What I was getting at was that Ares cost $10 or $11B, for one empty test rocket. By the time SLS, built from "leagacy" pieces, launches for the first unmanned time, it will also have consumed about the same amount. I wasn't even thinking about the total projected costs of Ares I and Ares V.
The Constellation expenditures did not merely buy one suborbital test flight. They bought J-2X and a massive new vacuum test stand at Stennis. They bought five segment booster, which will be used for SLS. They bought tooling at Michoud, which will be used for SLS and Orion. And Orion, of course, paid for by Constellation, built at Michoud and KSC in facilities paid for by Constellation, lowered on chutes and protected by LAS tested during Constellation. They bought a new launch platform at KSC, which will be modified for SLS. And so on.
Don't build a new cislunar economy, then you don't need to build enough rockets to launch enough so that the flight rates ever get high enough, so re-usable never becomes economically feasible.
Don't build it, and they won't come. It's worked for forty years. Unless something changes, SLS will continue the legacy.
We live in an economy that moves at breathtaking speed, exploiting every conceivable profit alternative.
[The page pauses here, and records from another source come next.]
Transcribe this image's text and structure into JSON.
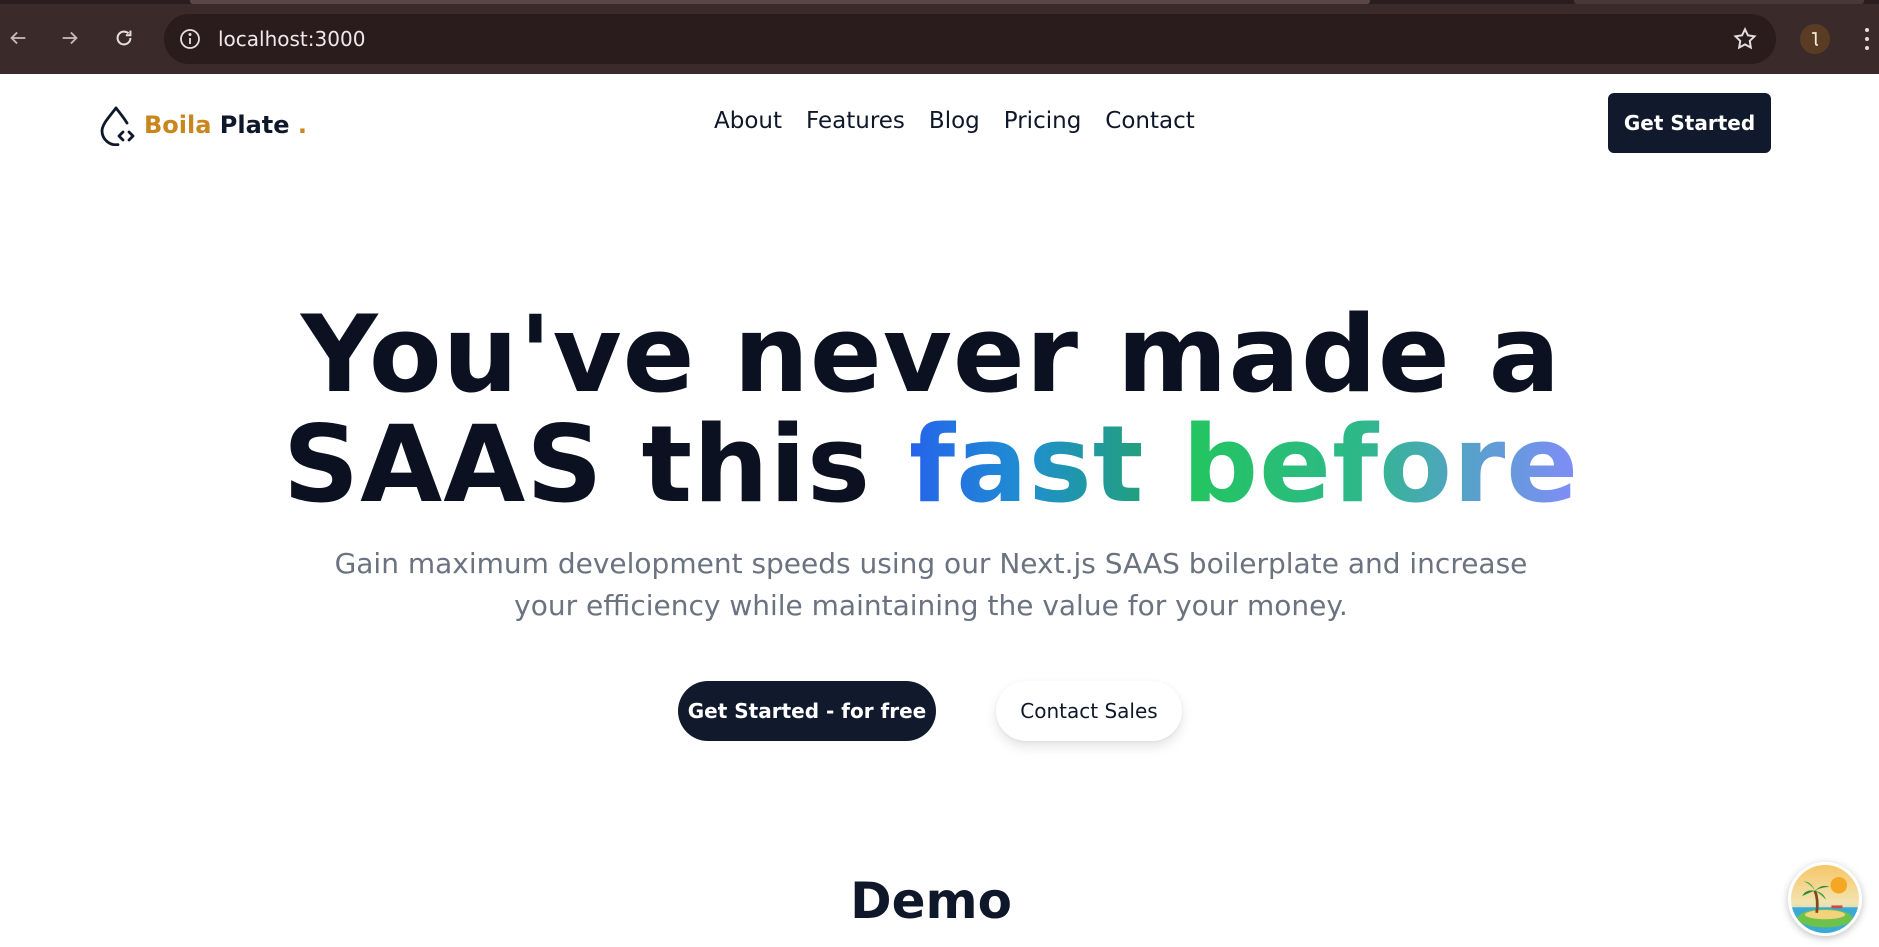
{
  "browser": {
    "url": "localhost:3000",
    "icons": {
      "back": "arrow-left-icon",
      "forward": "arrow-right-icon",
      "reload": "reload-icon",
      "site_info": "info-icon",
      "bookmark": "star-icon",
      "profile": "profile-avatar",
      "menu": "kebab-menu-icon"
    }
  },
  "header": {
    "logo": {
      "icon": "drop-code-icon",
      "brand_part1": "Boila",
      "brand_part2": "Plate",
      "brand_dot": "."
    },
    "nav": [
      "About",
      "Features",
      "Blog",
      "Pricing",
      "Contact"
    ],
    "cta_label": "Get Started"
  },
  "hero": {
    "title_line1": "You've never made a",
    "title_line2_plain": "SAAS this",
    "title_line2_accent1": "fast",
    "title_line2_accent2": "before",
    "subtitle": "Gain maximum development speeds using our Next.js SAAS boilerplate and increase your efficiency while maintaining the value for your money.",
    "primary_button": "Get Started - for free",
    "secondary_button": "Contact Sales"
  },
  "demo": {
    "title": "Demo"
  },
  "colors": {
    "brand_gold": "#c8861d",
    "dark_navy": "#111a2c",
    "text_dark": "#0b1120",
    "muted_text": "#6b7280",
    "gradient_blue": "#2563eb",
    "gradient_green": "#22c55e",
    "gradient_violet": "#818cf8"
  }
}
If there was an economic reason for lunar exploration, it would already have happened.
Regardless, SLS is not going to the Moon.
- Ed Kyle